One hundred seventy eight years after the first electric vehicle (EV) was built, we still see the technology as new, and it actually is. From 1837 until now EVs have come in and out of existence due to acceptance from the public. From my perspective, I see three clear periods where electric vehicles were at their height.
At its height, EVs were owned by a staggering of 38 percent of the automobile market in 1912. Car companies like Baker and Detroit Electric were developing these beautiful cars that were cleaner than their smelly gasoline-fueled counterparts of the era. The first Porsche, the Egger-Lohner P1, was actually built by Ferdinand Porsche in 1898 with more than 1,000 pounds of electric battery power. Porsche raced the P1 and placed first at an electric vehicle fair in Germany 18 minutes ahead of the next competitor.
This early success of EVs quickly dwindled into non-existence for many decades. The advances in gasoline engines and road infrastructure were the top contributors to this decline and the range-limiting EVs quickly became obsolete.
In 2006, a documentary called Who Killed the Electric Car? shed light on the deliberate destruction of the electric vehicle industry in the mid-1990s. Big oil companies and government quickly killed the second period of the EV journey. The General Motors line of EV1 cars were tragically crushed in an Arizona desert despite the fact many Americans adored this revolutionary automobile.
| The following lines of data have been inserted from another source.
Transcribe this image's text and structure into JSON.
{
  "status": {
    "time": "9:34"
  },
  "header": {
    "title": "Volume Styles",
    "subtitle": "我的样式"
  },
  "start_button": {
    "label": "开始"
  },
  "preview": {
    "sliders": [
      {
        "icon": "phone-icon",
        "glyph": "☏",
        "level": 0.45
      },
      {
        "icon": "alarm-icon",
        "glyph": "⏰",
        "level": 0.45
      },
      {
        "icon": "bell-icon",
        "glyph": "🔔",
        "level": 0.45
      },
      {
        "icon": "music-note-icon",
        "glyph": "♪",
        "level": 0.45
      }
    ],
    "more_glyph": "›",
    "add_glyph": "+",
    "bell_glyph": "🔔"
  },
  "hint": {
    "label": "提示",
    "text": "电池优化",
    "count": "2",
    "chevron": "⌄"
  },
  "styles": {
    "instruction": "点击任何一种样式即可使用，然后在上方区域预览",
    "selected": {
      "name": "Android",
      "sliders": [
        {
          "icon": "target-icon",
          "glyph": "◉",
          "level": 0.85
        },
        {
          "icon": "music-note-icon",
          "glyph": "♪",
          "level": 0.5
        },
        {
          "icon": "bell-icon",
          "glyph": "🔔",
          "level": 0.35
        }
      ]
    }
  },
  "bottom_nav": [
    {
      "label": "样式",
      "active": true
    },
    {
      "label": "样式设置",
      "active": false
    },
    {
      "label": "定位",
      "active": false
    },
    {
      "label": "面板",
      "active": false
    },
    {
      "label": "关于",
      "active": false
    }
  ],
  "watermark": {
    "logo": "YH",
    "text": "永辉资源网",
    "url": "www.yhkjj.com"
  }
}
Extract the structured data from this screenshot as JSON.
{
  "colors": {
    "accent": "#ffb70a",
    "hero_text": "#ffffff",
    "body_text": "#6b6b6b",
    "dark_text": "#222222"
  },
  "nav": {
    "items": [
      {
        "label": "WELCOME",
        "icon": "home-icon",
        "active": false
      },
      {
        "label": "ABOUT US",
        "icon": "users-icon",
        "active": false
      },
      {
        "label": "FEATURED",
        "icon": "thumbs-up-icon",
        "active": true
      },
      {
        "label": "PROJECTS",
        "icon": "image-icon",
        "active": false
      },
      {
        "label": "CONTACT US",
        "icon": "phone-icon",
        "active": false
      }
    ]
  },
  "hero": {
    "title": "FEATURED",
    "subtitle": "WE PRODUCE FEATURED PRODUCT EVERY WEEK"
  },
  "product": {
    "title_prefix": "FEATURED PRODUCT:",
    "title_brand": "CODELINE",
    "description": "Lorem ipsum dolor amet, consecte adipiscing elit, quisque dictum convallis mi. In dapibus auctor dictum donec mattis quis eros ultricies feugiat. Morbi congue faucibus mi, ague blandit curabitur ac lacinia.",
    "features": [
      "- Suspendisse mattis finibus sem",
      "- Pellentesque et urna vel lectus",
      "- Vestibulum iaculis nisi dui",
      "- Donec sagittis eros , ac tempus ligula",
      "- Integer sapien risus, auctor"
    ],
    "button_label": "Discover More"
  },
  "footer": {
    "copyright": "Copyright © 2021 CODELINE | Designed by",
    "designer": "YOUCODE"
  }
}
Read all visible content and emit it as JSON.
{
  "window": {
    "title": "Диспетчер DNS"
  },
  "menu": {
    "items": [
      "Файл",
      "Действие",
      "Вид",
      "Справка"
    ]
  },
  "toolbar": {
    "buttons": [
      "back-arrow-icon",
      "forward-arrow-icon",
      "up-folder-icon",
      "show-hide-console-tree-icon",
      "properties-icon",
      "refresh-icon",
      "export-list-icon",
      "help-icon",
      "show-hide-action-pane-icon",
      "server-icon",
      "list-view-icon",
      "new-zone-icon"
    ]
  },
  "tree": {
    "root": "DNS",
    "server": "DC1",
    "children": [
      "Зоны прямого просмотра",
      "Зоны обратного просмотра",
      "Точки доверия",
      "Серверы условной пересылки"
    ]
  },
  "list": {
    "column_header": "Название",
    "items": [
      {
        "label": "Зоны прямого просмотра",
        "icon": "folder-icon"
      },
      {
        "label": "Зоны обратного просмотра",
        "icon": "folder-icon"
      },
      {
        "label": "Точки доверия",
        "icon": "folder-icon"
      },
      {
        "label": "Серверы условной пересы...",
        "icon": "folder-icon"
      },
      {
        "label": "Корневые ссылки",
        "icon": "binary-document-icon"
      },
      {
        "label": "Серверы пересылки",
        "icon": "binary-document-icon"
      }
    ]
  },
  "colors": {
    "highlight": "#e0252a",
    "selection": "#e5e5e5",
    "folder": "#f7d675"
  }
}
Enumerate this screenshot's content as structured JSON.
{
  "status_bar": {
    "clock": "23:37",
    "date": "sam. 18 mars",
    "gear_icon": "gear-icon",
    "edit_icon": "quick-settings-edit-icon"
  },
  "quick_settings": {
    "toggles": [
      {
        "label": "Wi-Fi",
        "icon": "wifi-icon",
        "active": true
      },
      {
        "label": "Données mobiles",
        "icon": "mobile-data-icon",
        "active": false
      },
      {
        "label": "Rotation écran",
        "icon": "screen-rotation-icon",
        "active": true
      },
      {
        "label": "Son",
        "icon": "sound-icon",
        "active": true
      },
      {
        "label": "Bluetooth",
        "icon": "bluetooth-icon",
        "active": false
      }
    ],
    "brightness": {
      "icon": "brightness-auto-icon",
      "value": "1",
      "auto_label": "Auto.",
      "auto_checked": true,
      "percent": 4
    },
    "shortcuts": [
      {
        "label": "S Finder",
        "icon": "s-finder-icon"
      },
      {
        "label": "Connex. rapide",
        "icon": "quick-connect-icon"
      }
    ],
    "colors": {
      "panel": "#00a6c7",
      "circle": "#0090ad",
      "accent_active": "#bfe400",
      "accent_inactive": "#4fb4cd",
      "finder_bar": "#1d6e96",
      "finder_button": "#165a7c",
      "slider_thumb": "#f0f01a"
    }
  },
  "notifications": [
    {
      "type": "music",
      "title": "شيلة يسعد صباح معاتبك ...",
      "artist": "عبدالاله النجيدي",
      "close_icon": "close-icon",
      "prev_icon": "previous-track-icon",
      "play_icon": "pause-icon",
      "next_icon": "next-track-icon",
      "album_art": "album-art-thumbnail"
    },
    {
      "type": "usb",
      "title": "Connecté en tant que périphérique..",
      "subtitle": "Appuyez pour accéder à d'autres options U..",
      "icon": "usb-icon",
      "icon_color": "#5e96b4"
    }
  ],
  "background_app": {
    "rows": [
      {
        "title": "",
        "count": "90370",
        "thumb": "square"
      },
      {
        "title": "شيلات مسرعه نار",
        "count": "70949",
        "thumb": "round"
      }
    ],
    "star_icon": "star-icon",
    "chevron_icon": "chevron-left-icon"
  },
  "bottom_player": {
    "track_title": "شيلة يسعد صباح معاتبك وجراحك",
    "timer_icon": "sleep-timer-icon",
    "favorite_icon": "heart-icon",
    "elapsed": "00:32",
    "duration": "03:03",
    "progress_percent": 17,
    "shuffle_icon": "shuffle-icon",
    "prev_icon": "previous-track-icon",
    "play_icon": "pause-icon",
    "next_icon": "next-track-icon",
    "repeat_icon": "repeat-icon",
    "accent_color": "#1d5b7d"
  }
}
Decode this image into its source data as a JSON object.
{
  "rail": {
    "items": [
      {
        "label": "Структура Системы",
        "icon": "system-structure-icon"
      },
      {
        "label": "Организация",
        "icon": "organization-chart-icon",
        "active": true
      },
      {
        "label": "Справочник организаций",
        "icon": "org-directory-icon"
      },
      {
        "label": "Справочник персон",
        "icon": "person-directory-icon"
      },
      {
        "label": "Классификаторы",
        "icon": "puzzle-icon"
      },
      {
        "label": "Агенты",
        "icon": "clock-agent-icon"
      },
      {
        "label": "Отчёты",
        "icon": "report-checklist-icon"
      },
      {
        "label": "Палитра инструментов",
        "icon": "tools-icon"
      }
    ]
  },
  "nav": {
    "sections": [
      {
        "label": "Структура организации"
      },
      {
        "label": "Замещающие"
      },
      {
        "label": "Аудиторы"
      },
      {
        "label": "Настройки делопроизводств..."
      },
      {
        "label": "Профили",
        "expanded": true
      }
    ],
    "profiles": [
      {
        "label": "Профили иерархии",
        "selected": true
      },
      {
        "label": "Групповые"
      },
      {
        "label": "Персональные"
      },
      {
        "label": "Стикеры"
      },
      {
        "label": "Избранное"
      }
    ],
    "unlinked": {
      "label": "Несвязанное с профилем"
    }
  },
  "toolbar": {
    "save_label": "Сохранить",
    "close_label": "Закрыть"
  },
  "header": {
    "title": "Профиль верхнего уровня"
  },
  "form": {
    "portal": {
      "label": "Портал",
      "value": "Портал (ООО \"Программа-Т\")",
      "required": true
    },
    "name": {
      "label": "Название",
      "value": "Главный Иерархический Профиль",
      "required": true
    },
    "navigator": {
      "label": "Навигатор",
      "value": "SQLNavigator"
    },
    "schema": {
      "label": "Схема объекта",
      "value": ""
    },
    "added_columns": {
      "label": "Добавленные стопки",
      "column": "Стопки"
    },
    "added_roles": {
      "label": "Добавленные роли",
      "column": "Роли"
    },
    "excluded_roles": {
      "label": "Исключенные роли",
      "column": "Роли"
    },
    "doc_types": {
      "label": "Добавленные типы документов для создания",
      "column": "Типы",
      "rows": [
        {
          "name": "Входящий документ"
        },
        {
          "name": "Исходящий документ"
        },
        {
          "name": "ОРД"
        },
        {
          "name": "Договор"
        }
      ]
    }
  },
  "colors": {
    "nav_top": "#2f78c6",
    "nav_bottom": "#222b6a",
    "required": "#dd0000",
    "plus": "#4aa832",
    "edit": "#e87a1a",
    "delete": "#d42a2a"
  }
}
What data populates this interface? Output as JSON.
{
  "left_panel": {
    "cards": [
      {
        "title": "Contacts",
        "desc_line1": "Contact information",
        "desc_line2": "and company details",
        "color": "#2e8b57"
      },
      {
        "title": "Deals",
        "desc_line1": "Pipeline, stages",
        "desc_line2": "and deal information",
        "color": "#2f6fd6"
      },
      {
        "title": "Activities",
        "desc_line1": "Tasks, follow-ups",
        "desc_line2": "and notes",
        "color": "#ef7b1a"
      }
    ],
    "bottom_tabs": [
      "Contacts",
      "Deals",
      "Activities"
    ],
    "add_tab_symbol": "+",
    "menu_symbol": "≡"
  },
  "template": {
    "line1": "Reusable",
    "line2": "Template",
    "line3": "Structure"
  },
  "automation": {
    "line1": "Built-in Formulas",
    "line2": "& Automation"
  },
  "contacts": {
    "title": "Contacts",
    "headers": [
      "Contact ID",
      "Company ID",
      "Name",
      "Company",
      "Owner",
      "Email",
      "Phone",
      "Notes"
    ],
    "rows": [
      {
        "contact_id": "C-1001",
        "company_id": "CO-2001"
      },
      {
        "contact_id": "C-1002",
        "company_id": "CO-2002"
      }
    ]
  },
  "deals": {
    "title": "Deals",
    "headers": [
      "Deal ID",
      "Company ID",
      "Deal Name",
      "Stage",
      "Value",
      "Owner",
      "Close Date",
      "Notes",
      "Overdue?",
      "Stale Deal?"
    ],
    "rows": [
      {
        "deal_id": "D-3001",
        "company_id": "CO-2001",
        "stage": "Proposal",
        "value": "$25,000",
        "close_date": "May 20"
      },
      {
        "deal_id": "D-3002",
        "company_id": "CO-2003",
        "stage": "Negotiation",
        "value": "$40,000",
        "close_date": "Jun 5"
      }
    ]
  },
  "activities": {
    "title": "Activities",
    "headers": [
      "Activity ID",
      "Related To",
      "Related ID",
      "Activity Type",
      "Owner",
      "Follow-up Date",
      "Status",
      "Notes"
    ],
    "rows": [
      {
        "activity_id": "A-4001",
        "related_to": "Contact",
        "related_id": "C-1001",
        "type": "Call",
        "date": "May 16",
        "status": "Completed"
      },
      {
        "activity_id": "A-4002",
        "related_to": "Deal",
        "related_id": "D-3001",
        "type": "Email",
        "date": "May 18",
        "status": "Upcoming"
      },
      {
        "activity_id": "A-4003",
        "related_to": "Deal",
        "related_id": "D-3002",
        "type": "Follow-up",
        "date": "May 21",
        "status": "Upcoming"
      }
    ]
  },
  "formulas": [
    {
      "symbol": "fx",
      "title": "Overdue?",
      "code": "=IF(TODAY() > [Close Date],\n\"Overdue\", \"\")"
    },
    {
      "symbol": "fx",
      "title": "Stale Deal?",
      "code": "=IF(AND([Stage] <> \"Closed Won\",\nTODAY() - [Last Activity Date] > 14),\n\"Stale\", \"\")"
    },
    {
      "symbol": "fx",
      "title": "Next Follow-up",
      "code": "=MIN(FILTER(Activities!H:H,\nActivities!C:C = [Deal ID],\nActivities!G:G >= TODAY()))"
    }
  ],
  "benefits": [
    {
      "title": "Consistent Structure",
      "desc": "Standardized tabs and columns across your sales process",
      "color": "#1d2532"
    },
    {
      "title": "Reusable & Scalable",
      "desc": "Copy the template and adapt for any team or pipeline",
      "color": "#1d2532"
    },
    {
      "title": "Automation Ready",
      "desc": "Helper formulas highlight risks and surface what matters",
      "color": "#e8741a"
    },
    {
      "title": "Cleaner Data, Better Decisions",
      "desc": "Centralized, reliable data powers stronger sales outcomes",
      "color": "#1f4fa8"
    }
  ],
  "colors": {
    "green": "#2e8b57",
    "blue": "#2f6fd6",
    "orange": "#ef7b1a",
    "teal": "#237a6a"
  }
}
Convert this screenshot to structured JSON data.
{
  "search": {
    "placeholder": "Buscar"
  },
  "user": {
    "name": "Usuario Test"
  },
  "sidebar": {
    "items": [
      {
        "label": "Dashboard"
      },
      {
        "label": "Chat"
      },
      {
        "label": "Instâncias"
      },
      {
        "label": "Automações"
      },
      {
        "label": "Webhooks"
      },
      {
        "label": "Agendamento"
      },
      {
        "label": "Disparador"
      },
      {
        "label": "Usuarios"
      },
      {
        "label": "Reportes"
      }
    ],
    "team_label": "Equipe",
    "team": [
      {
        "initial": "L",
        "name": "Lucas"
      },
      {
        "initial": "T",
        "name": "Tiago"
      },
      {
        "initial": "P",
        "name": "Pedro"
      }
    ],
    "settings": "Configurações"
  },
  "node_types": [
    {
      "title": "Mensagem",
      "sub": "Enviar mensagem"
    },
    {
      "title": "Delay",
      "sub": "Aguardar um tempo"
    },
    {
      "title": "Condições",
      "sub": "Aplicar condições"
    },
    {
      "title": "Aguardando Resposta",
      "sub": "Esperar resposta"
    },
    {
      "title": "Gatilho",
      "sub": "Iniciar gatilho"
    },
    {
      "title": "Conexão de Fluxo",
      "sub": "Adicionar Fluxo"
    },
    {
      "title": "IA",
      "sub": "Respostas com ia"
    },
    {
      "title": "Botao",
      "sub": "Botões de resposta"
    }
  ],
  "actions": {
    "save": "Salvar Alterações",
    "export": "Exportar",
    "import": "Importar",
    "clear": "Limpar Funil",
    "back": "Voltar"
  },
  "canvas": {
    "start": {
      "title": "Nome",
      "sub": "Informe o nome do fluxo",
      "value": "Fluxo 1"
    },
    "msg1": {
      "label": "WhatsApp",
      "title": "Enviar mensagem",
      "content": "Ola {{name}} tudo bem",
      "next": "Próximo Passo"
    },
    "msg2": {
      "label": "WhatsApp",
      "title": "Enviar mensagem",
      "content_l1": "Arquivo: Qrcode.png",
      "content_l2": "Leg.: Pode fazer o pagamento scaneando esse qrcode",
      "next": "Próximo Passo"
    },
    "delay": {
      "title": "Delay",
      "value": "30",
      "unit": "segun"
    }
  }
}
The third period started in 2010 with the Chevy Volt. This time we as Americans were more dedicated to change. In his 2011 state of the union address, President Obama made it a goal to have one million electric vehicles on the road by 2015.
2015 is here and so far there are just about 250,000 on the road. Although the American public feels the need to change technology to improve our Earth and atmosphere, the rate of acceptance is low. Currently, EVs make up only about 0.85 percent of total U.S. auto sales – less than 1 percent!
The exciting part regarding period three is that Chevy, Tesla and reimagined companies like the revival of Detroit Electric have shown their dedication to EVs by planning new models and improving range – a big one for skeptics – with battery technology.
Acceptance and the future
The reason why we are building EVs is not because they are cool but because future generations depend on new technology that leaves little or no footprint on our atmosphere. The road ahead, however, has a number of barriers. The purchase price of EVs need to decrease, charging stations need to increase and battery life needs to improve for the rate of acceptance to exceed 0.85 percent yearly.
The good news is new technologies are being introduced to help this process like Goodyear’s announcement of the BH-03 concept tire at the Geneva Motor Show this year. This concept is the future of electric vehicle recharging with tire technology that will help eliminate range anxiety of EVs by turning heat between the tire and the road into rechargeable energy.
In 1912, just 22 percent of cars were gasoline powered and 38 percent of all cars on the road were EVs. At the current rate of acceptance and with about 254 million registered passenger vehicles in the United States today, it will take the American automotive market until the year 2903 before we get back down to 1912 EV acceptance levels. That’s more than 888 years! Knowing this, our goal as an industry should be to focus on consumer education, funding for the betterment of EV recharging technology and diversification in other car technologies such as hydrogen, solar and natural gas.
We need to move past our dependence on gasoline powered vehicles for a better future, and we need to move faster than 888 years from now. The gasoline-powered car is the new cigarette. Will you continue to smoke?